Excerpted records Block Start

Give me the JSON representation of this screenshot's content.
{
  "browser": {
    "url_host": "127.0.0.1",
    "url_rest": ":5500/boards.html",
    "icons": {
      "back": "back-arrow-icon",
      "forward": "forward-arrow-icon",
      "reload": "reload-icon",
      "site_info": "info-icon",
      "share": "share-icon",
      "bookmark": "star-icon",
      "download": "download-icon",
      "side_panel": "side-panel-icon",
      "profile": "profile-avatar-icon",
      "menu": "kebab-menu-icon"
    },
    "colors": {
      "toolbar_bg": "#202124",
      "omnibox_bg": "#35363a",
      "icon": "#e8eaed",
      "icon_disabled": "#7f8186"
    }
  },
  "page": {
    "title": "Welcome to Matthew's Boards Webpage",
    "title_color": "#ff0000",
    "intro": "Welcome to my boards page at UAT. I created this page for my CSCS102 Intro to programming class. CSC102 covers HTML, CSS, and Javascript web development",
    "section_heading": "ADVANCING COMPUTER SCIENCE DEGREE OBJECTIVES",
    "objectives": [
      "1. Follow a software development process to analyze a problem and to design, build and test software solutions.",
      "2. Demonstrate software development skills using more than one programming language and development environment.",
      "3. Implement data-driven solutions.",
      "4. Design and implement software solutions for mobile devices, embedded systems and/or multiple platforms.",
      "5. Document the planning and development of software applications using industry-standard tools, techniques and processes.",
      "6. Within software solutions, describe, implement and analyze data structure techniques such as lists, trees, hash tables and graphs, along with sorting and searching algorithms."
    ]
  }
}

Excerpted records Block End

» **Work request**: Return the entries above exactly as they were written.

» **Written response**:
Give me the JSON representation of this screenshot's content.
{
  "browser": {
    "url_host": "127.0.0.1",
    "url_rest": ":5500/boards.html",
    "icons": {
      "back": "back-arrow-icon",
      "forward": "forward-arrow-icon",
      "reload": "reload-icon",
      "site_info": "info-icon",
      "share": "share-icon",
      "bookmark": "star-icon",
      "download": "download-icon",
      "side_panel": "side-panel-icon",
      "profile": "profile-avatar-icon",
      "menu": "kebab-menu-icon"
    },
    "colors": {
      "toolbar_bg": "#202124",
      "omnibox_bg": "#35363a",
      "icon": "#e8eaed",
      "icon_disabled": "#7f8186"
    }
  },
  "page": {
    "title": "Welcome to Matthew's Boards Webpage",
    "title_color": "#ff0000",
    "intro": "Welcome to my boards page at UAT. I created this page for my CSCS102 Intro to programming class. CSC102 covers HTML, CSS, and Javascript web development",
    "section_heading": "ADVANCING COMPUTER SCIENCE DEGREE OBJECTIVES",
    "objectives": [
      "1. Follow a software development process to analyze a problem and to design, build and test software solutions.",
      "2. Demonstrate software development skills using more than one programming language and development environment.",
      "3. Implement data-driven solutions.",
      "4. Design and implement software solutions for mobile devices, embedded systems and/or multiple platforms.",
      "5. Document the planning and development of software applications using industry-standard tools, techniques and processes.",
      "6. Within software solutions, describe, implement and analyze data structure techniques such as lists, trees, hash tables and graphs, along with sorting and searching algorithms."
    ]
  }
}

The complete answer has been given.